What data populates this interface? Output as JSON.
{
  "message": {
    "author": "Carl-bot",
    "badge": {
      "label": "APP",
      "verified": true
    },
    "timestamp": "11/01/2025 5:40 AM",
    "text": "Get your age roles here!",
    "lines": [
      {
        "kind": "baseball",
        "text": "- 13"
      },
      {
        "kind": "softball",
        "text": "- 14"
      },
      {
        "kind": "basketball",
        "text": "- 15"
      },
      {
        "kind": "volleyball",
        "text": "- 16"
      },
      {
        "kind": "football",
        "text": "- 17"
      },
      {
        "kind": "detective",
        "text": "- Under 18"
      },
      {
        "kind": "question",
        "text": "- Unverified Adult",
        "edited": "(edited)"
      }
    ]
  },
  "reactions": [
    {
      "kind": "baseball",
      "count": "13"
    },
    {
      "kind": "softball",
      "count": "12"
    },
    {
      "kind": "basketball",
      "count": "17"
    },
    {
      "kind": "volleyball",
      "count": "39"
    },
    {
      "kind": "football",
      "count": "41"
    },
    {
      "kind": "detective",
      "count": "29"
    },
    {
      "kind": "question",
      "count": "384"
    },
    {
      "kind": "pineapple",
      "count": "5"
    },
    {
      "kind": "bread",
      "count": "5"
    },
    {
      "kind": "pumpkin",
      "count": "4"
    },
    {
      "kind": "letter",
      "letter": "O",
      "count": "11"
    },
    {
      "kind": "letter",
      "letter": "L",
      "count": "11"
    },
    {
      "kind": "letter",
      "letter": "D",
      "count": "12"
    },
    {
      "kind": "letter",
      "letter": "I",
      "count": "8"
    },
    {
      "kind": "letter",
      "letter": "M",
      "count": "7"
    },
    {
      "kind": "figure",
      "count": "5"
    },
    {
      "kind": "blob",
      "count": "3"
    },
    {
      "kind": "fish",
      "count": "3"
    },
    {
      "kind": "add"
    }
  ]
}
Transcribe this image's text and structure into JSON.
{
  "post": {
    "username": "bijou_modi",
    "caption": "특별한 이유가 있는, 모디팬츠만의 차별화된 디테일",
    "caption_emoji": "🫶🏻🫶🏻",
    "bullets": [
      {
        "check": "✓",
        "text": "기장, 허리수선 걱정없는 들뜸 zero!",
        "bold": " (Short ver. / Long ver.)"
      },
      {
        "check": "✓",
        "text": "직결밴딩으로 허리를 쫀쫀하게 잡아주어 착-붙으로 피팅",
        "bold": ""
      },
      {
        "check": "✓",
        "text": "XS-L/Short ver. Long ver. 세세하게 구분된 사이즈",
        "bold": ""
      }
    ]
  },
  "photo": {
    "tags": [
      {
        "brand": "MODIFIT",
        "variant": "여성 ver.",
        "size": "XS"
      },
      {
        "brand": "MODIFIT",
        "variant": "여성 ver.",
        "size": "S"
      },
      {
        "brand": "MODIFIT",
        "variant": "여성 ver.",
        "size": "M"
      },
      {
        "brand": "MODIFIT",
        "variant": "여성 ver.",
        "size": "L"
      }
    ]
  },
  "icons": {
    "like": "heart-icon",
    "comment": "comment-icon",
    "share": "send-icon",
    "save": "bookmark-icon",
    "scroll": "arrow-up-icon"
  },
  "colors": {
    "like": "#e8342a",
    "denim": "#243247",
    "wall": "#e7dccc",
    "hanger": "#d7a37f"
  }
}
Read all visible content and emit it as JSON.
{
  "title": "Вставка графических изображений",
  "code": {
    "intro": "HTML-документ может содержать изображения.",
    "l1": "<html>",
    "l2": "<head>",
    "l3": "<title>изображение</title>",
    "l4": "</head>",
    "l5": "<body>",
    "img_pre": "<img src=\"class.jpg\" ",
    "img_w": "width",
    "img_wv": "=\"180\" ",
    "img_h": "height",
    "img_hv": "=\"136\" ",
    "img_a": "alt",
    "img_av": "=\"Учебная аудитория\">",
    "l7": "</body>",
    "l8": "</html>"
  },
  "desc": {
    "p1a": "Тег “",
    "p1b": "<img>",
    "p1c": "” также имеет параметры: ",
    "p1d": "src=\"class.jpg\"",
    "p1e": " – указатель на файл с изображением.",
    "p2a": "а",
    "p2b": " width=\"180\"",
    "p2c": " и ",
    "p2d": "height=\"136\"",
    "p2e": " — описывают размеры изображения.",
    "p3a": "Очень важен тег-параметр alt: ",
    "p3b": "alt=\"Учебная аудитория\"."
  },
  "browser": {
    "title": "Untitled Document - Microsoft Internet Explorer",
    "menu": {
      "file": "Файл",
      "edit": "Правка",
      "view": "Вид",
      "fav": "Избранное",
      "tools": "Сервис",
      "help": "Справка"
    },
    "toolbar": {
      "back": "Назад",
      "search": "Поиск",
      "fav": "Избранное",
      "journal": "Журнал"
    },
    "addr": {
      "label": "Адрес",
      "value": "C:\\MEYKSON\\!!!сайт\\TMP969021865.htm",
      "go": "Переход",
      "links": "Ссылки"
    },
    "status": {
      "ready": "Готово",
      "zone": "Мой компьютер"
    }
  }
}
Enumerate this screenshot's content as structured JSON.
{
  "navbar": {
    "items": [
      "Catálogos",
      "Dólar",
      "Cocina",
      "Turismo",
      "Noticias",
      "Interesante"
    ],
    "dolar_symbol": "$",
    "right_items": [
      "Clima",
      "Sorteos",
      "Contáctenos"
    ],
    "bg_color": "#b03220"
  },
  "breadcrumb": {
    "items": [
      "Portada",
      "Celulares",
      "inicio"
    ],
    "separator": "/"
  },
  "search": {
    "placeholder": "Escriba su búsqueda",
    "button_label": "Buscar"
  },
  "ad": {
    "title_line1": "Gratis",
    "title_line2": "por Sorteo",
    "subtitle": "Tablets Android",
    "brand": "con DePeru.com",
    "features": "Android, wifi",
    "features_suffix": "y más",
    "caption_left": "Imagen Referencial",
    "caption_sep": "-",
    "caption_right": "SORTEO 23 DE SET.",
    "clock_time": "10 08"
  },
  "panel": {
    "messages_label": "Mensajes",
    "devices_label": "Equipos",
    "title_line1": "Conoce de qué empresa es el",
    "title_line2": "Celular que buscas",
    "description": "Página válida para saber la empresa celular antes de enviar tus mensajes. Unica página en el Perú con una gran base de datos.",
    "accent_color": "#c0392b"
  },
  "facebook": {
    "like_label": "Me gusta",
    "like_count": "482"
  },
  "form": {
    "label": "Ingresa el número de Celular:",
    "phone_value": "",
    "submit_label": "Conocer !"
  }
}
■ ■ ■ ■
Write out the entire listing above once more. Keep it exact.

What data populates this interface? Output as JSON.
{
  "message": {
    "author": "Carl-bot",
    "badge": {
      "label": "APP",
      "verified": true
    },
    "timestamp": "11/01/2025 5:40 AM",
    "text": "Get your age roles here!",
    "lines": [
      {
        "kind": "baseball",
        "text": "- 13"
      },
      {
        "kind": "softball",
        "text": "- 14"
      },
      {
        "kind": "basketball",
        "text": "- 15"
      },
      {
        "kind": "volleyball",
        "text": "- 16"
      },
      {
        "kind": "football",
        "text": "- 17"
      },
      {
        "kind": "detective",
        "text": "- Under 18"
      },
      {
        "kind": "question",
        "text": "- Unverified Adult",
        "edited": "(edited)"
      }
    ]
  },
  "reactions": [
    {
      "kind": "baseball",
      "count": "13"
    },
    {
      "kind": "softball",
      "count": "12"
    },
    {
      "kind": "basketball",
      "count": "17"
    },
    {
      "kind": "volleyball",
      "count": "39"
    },
    {
      "kind": "football",
      "count": "41"
    },
    {
      "kind": "detective",
      "count": "29"
    },
    {
      "kind": "question",
      "count": "384"
    },
    {
      "kind": "pineapple",
      "count": "5"
    },
    {
      "kind": "bread",
      "count": "5"
    },
    {
      "kind": "pumpkin",
      "count": "4"
    },
    {
      "kind": "letter",
      "letter": "O",
      "count": "11"
    },
    {
      "kind": "letter",
      "letter": "L",
      "count": "11"
    },
    {
      "kind": "letter",
      "letter": "D",
      "count": "12"
    },
    {
      "kind": "letter",
      "letter": "I",
      "count": "8"
    },
    {
      "kind": "letter",
      "letter": "M",
      "count": "7"
    },
    {
      "kind": "figure",
      "count": "5"
    },
    {
      "kind": "blob",
      "count": "3"
    },
    {
      "kind": "fish",
      "count": "3"
    },
    {
      "kind": "add"
    }
  ]
}
Transcribe this image's text and structure into JSON.
{
  "post": {
    "username": "bijou_modi",
    "caption": "특별한 이유가 있는, 모디팬츠만의 차별화된 디테일",
    "caption_emoji": "🫶🏻🫶🏻",
    "bullets": [
      {
        "check": "✓",
        "text": "기장, 허리수선 걱정없는 들뜸 zero!",
        "bold": " (Short ver. / Long ver.)"
      },
      {
        "check": "✓",
        "text": "직결밴딩으로 허리를 쫀쫀하게 잡아주어 착-붙으로 피팅",
        "bold": ""
      },
      {
        "check": "✓",
        "text": "XS-L/Short ver. Long ver. 세세하게 구분된 사이즈",
        "bold": ""
      }
    ]
  },
  "photo": {
    "tags": [
      {
        "brand": "MODIFIT",
        "variant": "여성 ver.",
        "size": "XS"
      },
      {
        "brand": "MODIFIT",
        "variant": "여성 ver.",
        "size": "S"
      },
      {
        "brand": "MODIFIT",
        "variant": "여성 ver.",
        "size": "M"
      },
      {
        "brand": "MODIFIT",
        "variant": "여성 ver.",
        "size": "L"
      }
    ]
  },
  "icons": {
    "like": "heart-icon",
    "comment": "comment-icon",
    "share": "send-icon",
    "save": "bookmark-icon",
    "scroll": "arrow-up-icon"
  },
  "colors": {
    "like": "#e8342a",
    "denim": "#243247",
    "wall": "#e7dccc",
    "hanger": "#d7a37f"
  }
}
Read all visible content and emit it as JSON.
{
  "title": "Вставка графических изображений",
  "code": {
    "intro": "HTML-документ может содержать изображения.",
    "l1": "<html>",
    "l2": "<head>",
    "l3": "<title>изображение</title>",
    "l4": "</head>",
    "l5": "<body>",
    "img_pre": "<img src=\"class.jpg\" ",
    "img_w": "width",
    "img_wv": "=\"180\" ",
    "img_h": "height",
    "img_hv": "=\"136\" ",
    "img_a": "alt",
    "img_av": "=\"Учебная аудитория\">",
    "l7": "</body>",
    "l8": "</html>"
  },
  "desc": {
    "p1a": "Тег “",
    "p1b": "<img>",
    "p1c": "” также имеет параметры: ",
    "p1d": "src=\"class.jpg\"",
    "p1e": " – указатель на файл с изображением.",
    "p2a": "а",
    "p2b": " width=\"180\"",
    "p2c": " и ",
    "p2d": "height=\"136\"",
    "p2e": " — описывают размеры изображения.",
    "p3a": "Очень важен тег-параметр alt: ",
    "p3b": "alt=\"Учебная аудитория\"."
  },
  "browser": {
    "title": "Untitled Document - Microsoft Internet Explorer",
    "menu": {
      "file": "Файл",
      "edit": "Правка",
      "view": "Вид",
      "fav": "Избранное",
      "tools": "Сервис",
      "help": "Справка"
    },
    "toolbar": {
      "back": "Назад",
      "search": "Поиск",
      "fav": "Избранное",
      "journal": "Журнал"
    },
    "addr": {
      "label": "Адрес",
      "value": "C:\\MEYKSON\\!!!сайт\\TMP969021865.htm",
      "go": "Переход",
      "links": "Ссылки"
    },
    "status": {
      "ready": "Готово",
      "zone": "Мой компьютер"
    }
  }
}
Enumerate this screenshot's content as structured JSON.
{
  "navbar": {
    "items": [
      "Catálogos",
      "Dólar",
      "Cocina",
      "Turismo",
      "Noticias",
      "Interesante"
    ],
    "dolar_symbol": "$",
    "right_items": [
      "Clima",
      "Sorteos",
      "Contáctenos"
    ],
    "bg_color": "#b03220"
  },
  "breadcrumb": {
    "items": [
      "Portada",
      "Celulares",
      "inicio"
    ],
    "separator": "/"
  },
  "search": {
    "placeholder": "Escriba su búsqueda",
    "button_label": "Buscar"
  },
  "ad": {
    "title_line1": "Gratis",
    "title_line2": "por Sorteo",
    "subtitle": "Tablets Android",
    "brand": "con DePeru.com",
    "features": "Android, wifi",
    "features_suffix": "y más",
    "caption_left": "Imagen Referencial",
    "caption_sep": "-",
    "caption_right": "SORTEO 23 DE SET.",
    "clock_time": "10 08"
  },
  "panel": {
    "messages_label": "Mensajes",
    "devices_label": "Equipos",
    "title_line1": "Conoce de qué empresa es el",
    "title_line2": "Celular que buscas",
    "description": "Página válida para saber la empresa celular antes de enviar tus mensajes. Unica página en el Perú con una gran base de datos.",
    "accent_color": "#c0392b"
  },
  "facebook": {
    "like_label": "Me gusta",
    "like_count": "482"
  },
  "form": {
    "label": "Ingresa el número de Celular:",
    "phone_value": "",
    "submit_label": "Conocer !"
  }
}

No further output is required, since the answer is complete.